Photo from Sheffield native Nathan of his great Winsor Heaton Staniforth on his BSA Motorbike. Born 1914 died 1998.

"The two lines had no idea about each other and when I joined them together they were over the moon to be in contact with cousins."

"Another more recent discovery was found using the Ancestry DNA project. I had a DNA match with a woman from Beighton. Her mother passed away during childbirth and her father remarried.

"The step mother had some children of her own and she was raised with them as Step siblings. When I found out who her father was I was able to tell her that her fathers mother was actually a sister to the step mothers-mother, meaning she was being raised with blood cousins without ever realising it.

"We believe the Father never told her as obviously it was a first cousin marriage, however she was delighted as she said people always told them how alike they looked. She said I made her life giving her that information."

Nathan has also discovered he isn't the only Staniforth to have emigrated to the USA.

"I discovered a Staniforth man living here in Texas of all places, he is a Pastor and does work in villages along the Texas-Mexico border, he was born in Leicestershire and his family moved in the 1980s. I've since worked his line back to the 1700s."

The website launched this year, and it consists of history that Nathan has collected from archives, transcribing wills and from newspapers.

However it still isn't finished.

"I have a couple of goals. There is three lines of Staniforths that I am determined to link back to Sheffield. One was in Lincolnshire in the 1800s, another is in Leicestershire and then there is another lot that settled around the Hull area in villages such as Whitgift and Adlingfleet."

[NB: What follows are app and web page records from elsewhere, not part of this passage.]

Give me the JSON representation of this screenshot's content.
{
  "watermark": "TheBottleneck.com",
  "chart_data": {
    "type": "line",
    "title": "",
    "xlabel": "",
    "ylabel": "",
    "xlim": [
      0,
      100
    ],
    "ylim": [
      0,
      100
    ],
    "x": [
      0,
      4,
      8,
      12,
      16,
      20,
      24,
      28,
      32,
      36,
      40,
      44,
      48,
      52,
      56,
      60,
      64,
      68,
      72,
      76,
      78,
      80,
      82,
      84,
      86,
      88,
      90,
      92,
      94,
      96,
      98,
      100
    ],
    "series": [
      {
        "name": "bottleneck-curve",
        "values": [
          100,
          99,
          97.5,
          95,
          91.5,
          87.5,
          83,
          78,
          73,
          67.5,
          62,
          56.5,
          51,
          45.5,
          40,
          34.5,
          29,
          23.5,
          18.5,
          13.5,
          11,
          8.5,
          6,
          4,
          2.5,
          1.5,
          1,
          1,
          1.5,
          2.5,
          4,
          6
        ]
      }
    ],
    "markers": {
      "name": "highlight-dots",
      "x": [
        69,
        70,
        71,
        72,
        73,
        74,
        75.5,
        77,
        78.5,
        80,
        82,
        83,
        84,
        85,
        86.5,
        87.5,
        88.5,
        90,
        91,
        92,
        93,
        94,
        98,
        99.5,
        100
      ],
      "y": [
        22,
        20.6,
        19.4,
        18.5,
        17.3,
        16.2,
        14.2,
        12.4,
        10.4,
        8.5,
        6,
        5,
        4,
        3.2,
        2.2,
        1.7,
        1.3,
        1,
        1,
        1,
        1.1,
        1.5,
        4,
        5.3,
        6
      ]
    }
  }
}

He is still looking for more Staniforths to get in contact regarding their family history, in hopes to tie them into the family tree, whether from Sheffield or further afield.

Are you a Staniforth? Get in touch.

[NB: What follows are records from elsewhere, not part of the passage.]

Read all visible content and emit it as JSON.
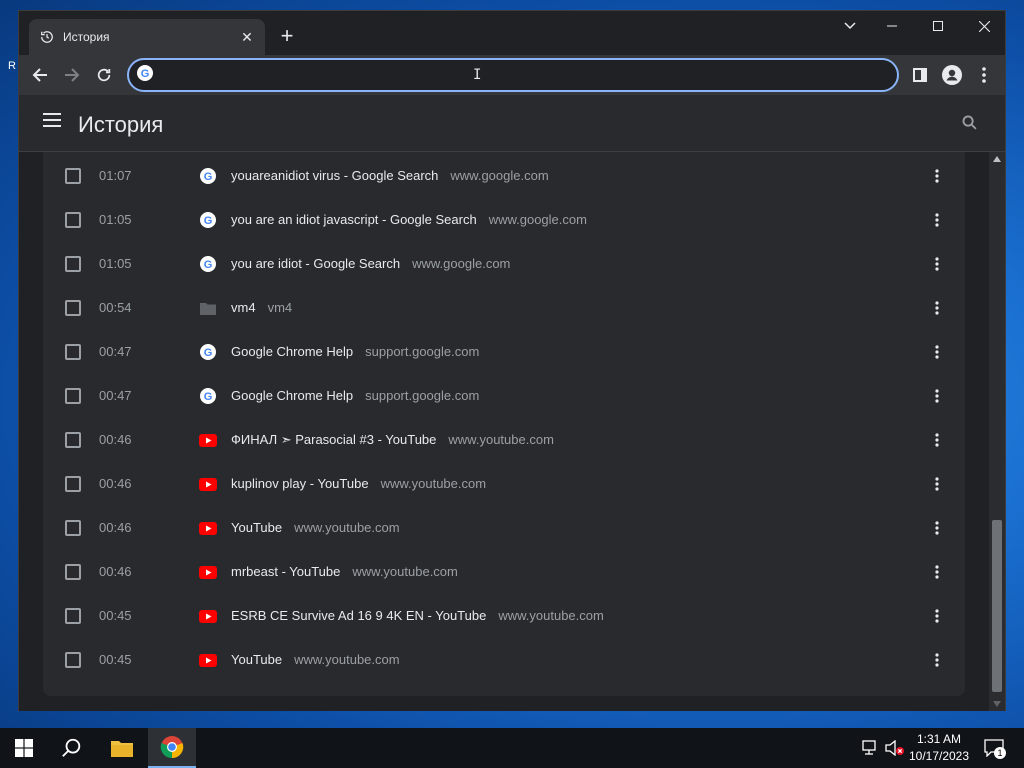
{
  "desktop": {
    "edge_letter": "R"
  },
  "browser": {
    "tab": {
      "title": "История"
    },
    "omnibox": {
      "value": "",
      "placeholder": ""
    }
  },
  "history": {
    "title": "История",
    "entries": [
      {
        "time": "01:07",
        "title": "youareanidiot virus - Google Search",
        "domain": "www.google.com",
        "favicon": "google-icon"
      },
      {
        "time": "01:05",
        "title": "you are an idiot javascript - Google Search",
        "domain": "www.google.com",
        "favicon": "google-icon"
      },
      {
        "time": "01:05",
        "title": "you are idiot - Google Search",
        "domain": "www.google.com",
        "favicon": "google-icon"
      },
      {
        "time": "00:54",
        "title": "vm4",
        "domain": "vm4",
        "favicon": "folder-icon"
      },
      {
        "time": "00:47",
        "title": "Google Chrome Help",
        "domain": "support.google.com",
        "favicon": "google-icon"
      },
      {
        "time": "00:47",
        "title": "Google Chrome Help",
        "domain": "support.google.com",
        "favicon": "google-icon"
      },
      {
        "time": "00:46",
        "title": "ФИНАЛ ➣ Parasocial #3 - YouTube",
        "domain": "www.youtube.com",
        "favicon": "youtube-icon"
      },
      {
        "time": "00:46",
        "title": "kuplinov play - YouTube",
        "domain": "www.youtube.com",
        "favicon": "youtube-icon"
      },
      {
        "time": "00:46",
        "title": "YouTube",
        "domain": "www.youtube.com",
        "favicon": "youtube-icon"
      },
      {
        "time": "00:46",
        "title": "mrbeast - YouTube",
        "domain": "www.youtube.com",
        "favicon": "youtube-icon"
      },
      {
        "time": "00:45",
        "title": "ESRB CE Survive Ad 16 9 4K EN - YouTube",
        "domain": "www.youtube.com",
        "favicon": "youtube-icon"
      },
      {
        "time": "00:45",
        "title": "YouTube",
        "domain": "www.youtube.com",
        "favicon": "youtube-icon"
      }
    ]
  },
  "taskbar": {
    "clock_time": "1:31 AM",
    "clock_date": "10/17/2023",
    "notification_count": "1"
  },
  "colors": {
    "window_bg": "#202124",
    "toolbar_bg": "#35363a",
    "card_bg": "#292a2d",
    "accent": "#8ab4f8",
    "text_primary": "#e8eaed",
    "text_secondary": "#9aa0a6",
    "youtube_red": "#ff0000"
  }
}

You can e-mail Nathan at nathanstaniforth@outlook.com or visit the website at www.staniforthfamily.com for more information.